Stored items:
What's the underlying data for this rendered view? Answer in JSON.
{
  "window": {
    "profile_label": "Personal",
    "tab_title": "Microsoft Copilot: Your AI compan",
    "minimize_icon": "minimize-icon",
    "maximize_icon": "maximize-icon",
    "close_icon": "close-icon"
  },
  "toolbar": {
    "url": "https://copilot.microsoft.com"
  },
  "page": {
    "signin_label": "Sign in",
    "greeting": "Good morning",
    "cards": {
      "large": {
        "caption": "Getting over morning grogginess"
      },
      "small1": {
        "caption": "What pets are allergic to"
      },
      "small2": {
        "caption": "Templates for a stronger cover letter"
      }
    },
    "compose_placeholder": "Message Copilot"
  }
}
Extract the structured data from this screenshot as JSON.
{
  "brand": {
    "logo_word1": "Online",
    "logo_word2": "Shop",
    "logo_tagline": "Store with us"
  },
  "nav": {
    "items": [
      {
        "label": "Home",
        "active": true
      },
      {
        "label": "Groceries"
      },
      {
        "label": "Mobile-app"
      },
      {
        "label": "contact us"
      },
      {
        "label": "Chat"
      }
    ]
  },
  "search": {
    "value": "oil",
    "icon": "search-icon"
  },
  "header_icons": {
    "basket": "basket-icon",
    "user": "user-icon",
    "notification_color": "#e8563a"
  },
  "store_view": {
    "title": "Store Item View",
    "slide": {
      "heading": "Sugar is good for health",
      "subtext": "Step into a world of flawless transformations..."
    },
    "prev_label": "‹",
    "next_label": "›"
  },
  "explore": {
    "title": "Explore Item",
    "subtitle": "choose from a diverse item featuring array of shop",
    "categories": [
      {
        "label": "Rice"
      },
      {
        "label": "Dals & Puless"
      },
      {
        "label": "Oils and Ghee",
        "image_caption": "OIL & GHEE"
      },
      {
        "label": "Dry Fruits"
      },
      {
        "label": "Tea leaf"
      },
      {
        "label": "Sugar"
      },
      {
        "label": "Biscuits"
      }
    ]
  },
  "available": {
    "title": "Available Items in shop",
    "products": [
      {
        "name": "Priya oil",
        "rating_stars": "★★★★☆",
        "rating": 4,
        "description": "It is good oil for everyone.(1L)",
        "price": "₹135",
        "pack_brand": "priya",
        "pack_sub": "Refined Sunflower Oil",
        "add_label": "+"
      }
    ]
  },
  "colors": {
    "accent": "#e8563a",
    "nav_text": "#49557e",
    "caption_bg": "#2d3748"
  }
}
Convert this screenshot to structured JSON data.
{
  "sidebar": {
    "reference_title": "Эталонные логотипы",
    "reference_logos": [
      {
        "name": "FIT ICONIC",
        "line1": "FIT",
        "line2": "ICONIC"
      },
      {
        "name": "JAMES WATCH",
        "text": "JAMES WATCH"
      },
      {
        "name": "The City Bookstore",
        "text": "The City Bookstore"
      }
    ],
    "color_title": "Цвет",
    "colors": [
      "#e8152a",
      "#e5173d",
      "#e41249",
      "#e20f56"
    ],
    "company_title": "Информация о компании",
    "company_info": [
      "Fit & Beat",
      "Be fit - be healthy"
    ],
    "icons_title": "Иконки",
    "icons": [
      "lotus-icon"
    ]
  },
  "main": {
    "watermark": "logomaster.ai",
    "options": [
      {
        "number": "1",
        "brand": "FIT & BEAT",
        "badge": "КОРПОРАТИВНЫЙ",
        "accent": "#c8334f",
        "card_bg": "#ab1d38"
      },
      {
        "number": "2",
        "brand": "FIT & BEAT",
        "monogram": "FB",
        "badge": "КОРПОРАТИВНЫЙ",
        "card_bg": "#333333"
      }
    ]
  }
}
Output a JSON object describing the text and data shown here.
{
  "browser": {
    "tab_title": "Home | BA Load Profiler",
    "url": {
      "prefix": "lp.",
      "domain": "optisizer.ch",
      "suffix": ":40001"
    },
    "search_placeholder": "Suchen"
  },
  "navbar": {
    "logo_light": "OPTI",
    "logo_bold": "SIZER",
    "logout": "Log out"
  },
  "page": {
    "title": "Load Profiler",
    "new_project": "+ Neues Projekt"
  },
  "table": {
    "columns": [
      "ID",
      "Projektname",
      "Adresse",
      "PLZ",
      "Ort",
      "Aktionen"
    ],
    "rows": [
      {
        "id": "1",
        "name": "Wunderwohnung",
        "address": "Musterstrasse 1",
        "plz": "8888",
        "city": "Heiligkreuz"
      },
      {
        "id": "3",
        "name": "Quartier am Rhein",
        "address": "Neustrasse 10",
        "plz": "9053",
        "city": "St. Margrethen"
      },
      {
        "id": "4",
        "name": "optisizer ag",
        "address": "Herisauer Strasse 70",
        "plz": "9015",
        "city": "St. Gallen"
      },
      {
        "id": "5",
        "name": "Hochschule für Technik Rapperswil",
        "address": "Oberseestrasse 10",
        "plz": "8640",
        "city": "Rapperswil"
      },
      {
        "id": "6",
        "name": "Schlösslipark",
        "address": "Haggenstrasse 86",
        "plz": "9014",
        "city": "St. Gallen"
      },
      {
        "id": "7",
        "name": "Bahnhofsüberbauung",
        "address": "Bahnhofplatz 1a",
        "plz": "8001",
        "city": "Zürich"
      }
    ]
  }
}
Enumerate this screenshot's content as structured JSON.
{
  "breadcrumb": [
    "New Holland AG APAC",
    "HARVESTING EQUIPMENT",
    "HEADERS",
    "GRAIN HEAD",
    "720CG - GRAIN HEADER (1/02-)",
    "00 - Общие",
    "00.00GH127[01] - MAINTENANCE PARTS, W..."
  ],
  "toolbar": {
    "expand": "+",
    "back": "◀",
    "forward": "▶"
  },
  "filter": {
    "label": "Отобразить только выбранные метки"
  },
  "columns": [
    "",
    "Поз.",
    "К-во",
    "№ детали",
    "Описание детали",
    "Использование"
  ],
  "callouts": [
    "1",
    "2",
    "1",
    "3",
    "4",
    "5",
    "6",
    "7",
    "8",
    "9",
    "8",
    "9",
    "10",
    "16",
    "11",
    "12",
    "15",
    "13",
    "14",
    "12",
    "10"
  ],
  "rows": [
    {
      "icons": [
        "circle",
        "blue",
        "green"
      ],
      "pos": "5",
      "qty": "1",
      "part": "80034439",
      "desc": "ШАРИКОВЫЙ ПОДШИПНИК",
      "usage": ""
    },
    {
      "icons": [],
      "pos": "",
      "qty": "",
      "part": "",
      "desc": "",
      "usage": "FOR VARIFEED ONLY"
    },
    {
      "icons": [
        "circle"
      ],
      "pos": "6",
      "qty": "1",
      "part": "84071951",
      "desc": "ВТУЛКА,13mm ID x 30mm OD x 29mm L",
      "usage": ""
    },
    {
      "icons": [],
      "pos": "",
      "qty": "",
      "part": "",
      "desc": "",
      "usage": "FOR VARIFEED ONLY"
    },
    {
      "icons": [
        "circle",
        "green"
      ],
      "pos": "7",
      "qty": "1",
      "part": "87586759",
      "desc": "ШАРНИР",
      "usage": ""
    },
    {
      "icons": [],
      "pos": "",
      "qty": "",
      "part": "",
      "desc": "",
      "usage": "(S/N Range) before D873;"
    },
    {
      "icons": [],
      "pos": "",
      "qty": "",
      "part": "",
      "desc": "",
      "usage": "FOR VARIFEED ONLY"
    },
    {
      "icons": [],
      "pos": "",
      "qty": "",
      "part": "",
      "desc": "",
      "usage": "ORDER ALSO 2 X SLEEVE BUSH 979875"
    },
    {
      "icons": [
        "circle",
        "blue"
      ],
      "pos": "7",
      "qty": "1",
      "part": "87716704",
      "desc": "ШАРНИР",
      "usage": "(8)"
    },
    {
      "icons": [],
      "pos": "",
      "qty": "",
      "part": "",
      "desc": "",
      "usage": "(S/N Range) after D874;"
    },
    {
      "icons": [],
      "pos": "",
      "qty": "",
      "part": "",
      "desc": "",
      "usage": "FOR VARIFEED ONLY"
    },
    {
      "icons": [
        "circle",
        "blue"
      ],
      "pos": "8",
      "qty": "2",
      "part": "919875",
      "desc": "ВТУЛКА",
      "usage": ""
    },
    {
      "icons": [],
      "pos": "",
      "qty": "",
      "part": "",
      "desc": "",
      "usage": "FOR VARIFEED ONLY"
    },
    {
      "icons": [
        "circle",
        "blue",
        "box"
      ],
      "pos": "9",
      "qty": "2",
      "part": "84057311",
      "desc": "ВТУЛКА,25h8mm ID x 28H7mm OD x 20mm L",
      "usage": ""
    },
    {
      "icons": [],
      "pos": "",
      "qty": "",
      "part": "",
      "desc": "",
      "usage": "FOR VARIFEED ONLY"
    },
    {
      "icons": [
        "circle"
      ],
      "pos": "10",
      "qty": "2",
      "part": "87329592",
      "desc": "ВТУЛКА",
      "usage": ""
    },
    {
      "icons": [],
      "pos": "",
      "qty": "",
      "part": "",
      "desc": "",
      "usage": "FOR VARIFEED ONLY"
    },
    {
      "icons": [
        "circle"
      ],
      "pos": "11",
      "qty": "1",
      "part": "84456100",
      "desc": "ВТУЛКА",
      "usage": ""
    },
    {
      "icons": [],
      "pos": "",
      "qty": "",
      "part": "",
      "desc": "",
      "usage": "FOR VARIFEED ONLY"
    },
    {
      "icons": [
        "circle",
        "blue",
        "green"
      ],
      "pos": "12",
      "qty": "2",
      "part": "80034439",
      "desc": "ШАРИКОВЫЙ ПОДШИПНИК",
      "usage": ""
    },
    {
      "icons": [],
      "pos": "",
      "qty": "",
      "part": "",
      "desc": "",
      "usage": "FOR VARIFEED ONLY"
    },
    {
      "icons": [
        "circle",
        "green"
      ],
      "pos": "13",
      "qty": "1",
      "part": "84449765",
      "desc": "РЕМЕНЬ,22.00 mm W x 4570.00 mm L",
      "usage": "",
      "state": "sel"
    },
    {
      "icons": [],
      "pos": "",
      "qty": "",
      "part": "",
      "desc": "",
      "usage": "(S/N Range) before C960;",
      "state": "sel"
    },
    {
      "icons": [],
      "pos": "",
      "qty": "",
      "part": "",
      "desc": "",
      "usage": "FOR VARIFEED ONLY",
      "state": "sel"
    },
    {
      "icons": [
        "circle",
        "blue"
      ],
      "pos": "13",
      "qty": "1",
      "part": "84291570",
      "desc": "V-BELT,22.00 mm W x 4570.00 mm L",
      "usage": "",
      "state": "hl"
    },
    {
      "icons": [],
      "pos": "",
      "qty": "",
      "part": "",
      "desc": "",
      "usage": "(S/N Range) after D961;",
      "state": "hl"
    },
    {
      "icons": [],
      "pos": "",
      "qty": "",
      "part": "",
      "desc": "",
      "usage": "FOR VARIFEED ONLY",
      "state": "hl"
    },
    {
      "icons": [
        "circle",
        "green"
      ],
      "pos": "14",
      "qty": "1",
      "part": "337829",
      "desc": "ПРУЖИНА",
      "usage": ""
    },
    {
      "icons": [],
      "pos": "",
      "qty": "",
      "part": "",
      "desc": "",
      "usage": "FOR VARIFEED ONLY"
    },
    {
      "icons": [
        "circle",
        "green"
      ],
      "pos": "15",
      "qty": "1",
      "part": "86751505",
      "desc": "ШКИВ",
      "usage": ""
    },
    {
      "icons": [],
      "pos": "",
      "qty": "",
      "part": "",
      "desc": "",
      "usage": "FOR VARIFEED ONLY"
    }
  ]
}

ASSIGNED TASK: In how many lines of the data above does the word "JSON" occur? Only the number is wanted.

OUTPUT OF THE EXERCISE: 5